If you use VARCHAR() (or NVARCHAR() ), you do not need to worry too much about setting a slightly high initial value, and on most DBMS, there is no data loss nor real cost in increasing the size post-facto.
On most DBMS there is a cost for using at least one varchar field in a table, but that cost is the same whether you have one or several varchars.
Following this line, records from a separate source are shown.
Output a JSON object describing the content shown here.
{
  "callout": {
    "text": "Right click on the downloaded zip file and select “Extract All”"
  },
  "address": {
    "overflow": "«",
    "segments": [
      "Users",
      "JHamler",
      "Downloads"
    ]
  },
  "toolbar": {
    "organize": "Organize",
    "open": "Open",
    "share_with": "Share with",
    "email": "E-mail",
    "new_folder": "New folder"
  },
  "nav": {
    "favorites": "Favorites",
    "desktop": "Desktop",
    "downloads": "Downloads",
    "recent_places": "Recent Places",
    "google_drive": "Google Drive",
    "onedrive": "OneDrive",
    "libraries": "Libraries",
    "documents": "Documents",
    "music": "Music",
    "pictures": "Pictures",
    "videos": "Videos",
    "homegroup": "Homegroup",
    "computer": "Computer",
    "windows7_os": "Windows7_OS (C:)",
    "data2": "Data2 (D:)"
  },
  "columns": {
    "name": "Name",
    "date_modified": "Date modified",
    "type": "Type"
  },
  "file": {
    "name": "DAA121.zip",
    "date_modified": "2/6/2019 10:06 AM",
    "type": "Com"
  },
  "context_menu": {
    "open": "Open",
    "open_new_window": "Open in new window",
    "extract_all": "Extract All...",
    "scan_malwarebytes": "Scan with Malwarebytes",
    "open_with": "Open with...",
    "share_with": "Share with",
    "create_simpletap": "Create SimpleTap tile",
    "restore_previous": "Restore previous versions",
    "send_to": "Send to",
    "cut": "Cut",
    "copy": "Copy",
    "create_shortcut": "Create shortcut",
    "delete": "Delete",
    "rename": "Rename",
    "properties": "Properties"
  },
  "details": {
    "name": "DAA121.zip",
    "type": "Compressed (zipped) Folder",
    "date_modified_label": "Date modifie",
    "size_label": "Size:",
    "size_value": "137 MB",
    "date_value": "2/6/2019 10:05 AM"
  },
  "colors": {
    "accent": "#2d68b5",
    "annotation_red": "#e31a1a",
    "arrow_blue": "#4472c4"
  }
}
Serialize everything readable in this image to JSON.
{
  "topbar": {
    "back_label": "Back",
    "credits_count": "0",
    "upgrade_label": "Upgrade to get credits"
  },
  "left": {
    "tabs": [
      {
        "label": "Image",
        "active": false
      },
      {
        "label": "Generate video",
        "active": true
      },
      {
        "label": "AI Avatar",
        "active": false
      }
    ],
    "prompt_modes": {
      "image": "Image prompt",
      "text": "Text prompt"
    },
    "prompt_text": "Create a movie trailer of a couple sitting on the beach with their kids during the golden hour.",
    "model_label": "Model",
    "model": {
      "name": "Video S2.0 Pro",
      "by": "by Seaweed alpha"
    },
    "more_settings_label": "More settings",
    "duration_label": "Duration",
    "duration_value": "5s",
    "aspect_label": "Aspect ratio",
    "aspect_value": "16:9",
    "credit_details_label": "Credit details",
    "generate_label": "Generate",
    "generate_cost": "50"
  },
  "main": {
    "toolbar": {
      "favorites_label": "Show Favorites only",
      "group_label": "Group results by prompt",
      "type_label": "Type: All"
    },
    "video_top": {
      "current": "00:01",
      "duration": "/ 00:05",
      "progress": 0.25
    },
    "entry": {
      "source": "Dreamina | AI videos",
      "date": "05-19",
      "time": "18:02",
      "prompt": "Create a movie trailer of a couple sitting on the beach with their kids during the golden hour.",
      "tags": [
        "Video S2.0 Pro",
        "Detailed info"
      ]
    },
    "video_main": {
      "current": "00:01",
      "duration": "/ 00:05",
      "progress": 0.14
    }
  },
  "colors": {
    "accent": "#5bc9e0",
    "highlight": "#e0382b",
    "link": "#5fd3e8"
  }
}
The per-row cost of defining a table with at least one varchar field is nominal (one or two bytes), and is typically offset by the saving of not storing all these long strings.
Using fixed length char types, one would need to allow, say in the order of 40 chars at a minimal, for email addresses, since such long addresses are not all that uncommon, but this would waste probably 15 to 20 bytes for most rows, since most email addresses probably average a length circa 20-25 (maybe even less).
So in a nutshell, and unless the dataset has record counts in the millions+ and performance is a major concern, using VARCHAR and similar types allows not have to make hard choices (and indeed hard to change choices), regarding the maximum allowed length of individual fields.